─── INPUT MATERIAL ───

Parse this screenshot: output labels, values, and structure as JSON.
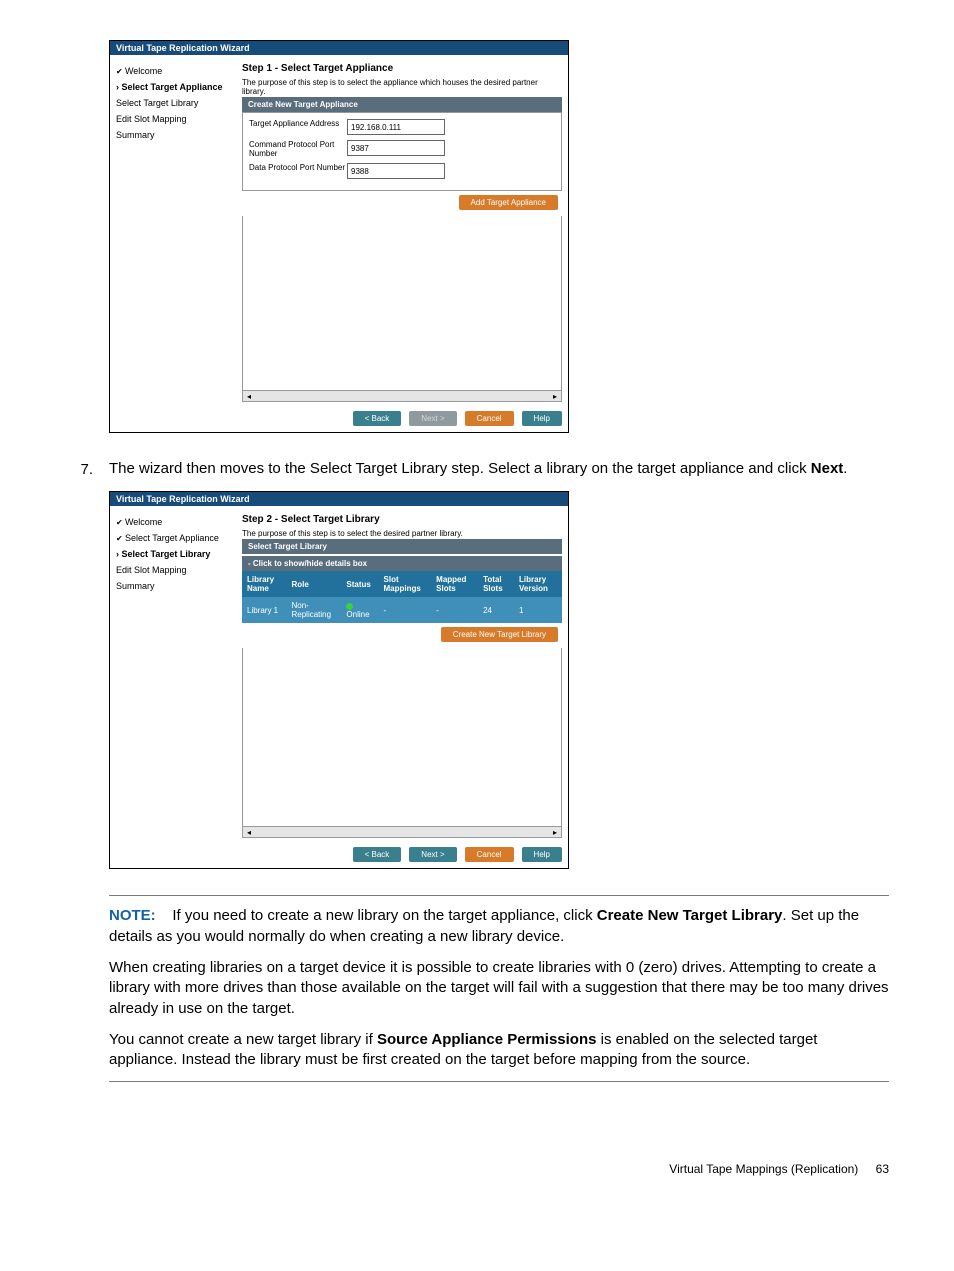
{
  "wiz_title": "Virtual Tape Replication Wizard",
  "sidebar": {
    "welcome": "Welcome",
    "select_target_app": "Select Target Appliance",
    "select_target_lib": "Select Target Library",
    "edit_slot": "Edit Slot Mapping",
    "summary": "Summary"
  },
  "step1": {
    "heading": "Step 1 - Select Target Appliance",
    "purpose": "The purpose of this step is to select the appliance which houses the desired partner library.",
    "bar": "Create New Target Appliance",
    "f1_label": "Target Appliance Address",
    "f1_value": "192.168.0.111",
    "f2_label": "Command Protocol Port Number",
    "f2_value": "9387",
    "f3_label": "Data Protocol Port Number",
    "f3_value": "9388",
    "add_btn": "Add Target Appliance"
  },
  "step2": {
    "heading": "Step 2 - Select Target Library",
    "purpose": "The purpose of this step is to select the desired partner library.",
    "bar1": "Select Target Library",
    "bar2": "- Click to show/hide details box",
    "th": [
      "Library Name",
      "Role",
      "Status",
      "Slot Mappings",
      "Mapped Slots",
      "Total Slots",
      "Library Version"
    ],
    "row": {
      "name": "Library 1",
      "role": "Non-Replicating",
      "status": "Online",
      "slotmap": "-",
      "mapped": "-",
      "total": "24",
      "ver": "1"
    },
    "create_btn": "Create New Target Library"
  },
  "nav": {
    "back": "< Back",
    "next": "Next >",
    "cancel": "Cancel",
    "help": "Help"
  },
  "s7_num": "7.",
  "s7_text_a": "The wizard then moves to the Select Target Library step. Select a library on the target appliance and click ",
  "s7_text_b": "Next",
  "s7_text_c": ".",
  "note_label": "NOTE:",
  "note_p1a": "If you need to create a new library on the target appliance, click ",
  "note_p1b": "Create New Target Library",
  "note_p1c": ". Set up the details as you would normally do when creating a new library device.",
  "note_p2": "When creating libraries on a target device it is possible to create libraries with 0 (zero) drives. Attempting to create a library with more drives than those available on the target will fail with a suggestion that there may be too many drives already in use on the target.",
  "note_p3a": "You cannot create a new target library if ",
  "note_p3b": "Source Appliance Permissions",
  "note_p3c": " is enabled on the selected target appliance. Instead the library must be first created on the target before mapping from the source.",
  "footer_title": "Virtual Tape Mappings (Replication)",
  "footer_page": "63"
}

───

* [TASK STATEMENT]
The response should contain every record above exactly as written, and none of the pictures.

* [RESPONSE]
Parse this screenshot: output labels, values, and structure as JSON.
{
  "wiz_title": "Virtual Tape Replication Wizard",
  "sidebar": {
    "welcome": "Welcome",
    "select_target_app": "Select Target Appliance",
    "select_target_lib": "Select Target Library",
    "edit_slot": "Edit Slot Mapping",
    "summary": "Summary"
  },
  "step1": {
    "heading": "Step 1 - Select Target Appliance",
    "purpose": "The purpose of this step is to select the appliance which houses the desired partner library.",
    "bar": "Create New Target Appliance",
    "f1_label": "Target Appliance Address",
    "f1_value": "192.168.0.111",
    "f2_label": "Command Protocol Port Number",
    "f2_value": "9387",
    "f3_label": "Data Protocol Port Number",
    "f3_value": "9388",
    "add_btn": "Add Target Appliance"
  },
  "step2": {
    "heading": "Step 2 - Select Target Library",
    "purpose": "The purpose of this step is to select the desired partner library.",
    "bar1": "Select Target Library",
    "bar2": "- Click to show/hide details box",
    "th": [
      "Library Name",
      "Role",
      "Status",
      "Slot Mappings",
      "Mapped Slots",
      "Total Slots",
      "Library Version"
    ],
    "row": {
      "name": "Library 1",
      "role": "Non-Replicating",
      "status": "Online",
      "slotmap": "-",
      "mapped": "-",
      "total": "24",
      "ver": "1"
    },
    "create_btn": "Create New Target Library"
  },
  "nav": {
    "back": "< Back",
    "next": "Next >",
    "cancel": "Cancel",
    "help": "Help"
  },
  "s7_num": "7.",
  "s7_text_a": "The wizard then moves to the Select Target Library step. Select a library on the target appliance and click ",
  "s7_text_b": "Next",
  "s7_text_c": ".",
  "note_label": "NOTE:",
  "note_p1a": "If you need to create a new library on the target appliance, click ",
  "note_p1b": "Create New Target Library",
  "note_p1c": ". Set up the details as you would normally do when creating a new library device.",
  "note_p2": "When creating libraries on a target device it is possible to create libraries with 0 (zero) drives. Attempting to create a library with more drives than those available on the target will fail with a suggestion that there may be too many drives already in use on the target.",
  "note_p3a": "You cannot create a new target library if ",
  "note_p3b": "Source Appliance Permissions",
  "note_p3c": " is enabled on the selected target appliance. Instead the library must be first created on the target before mapping from the source.",
  "footer_title": "Virtual Tape Mappings (Replication)",
  "footer_page": "63"
}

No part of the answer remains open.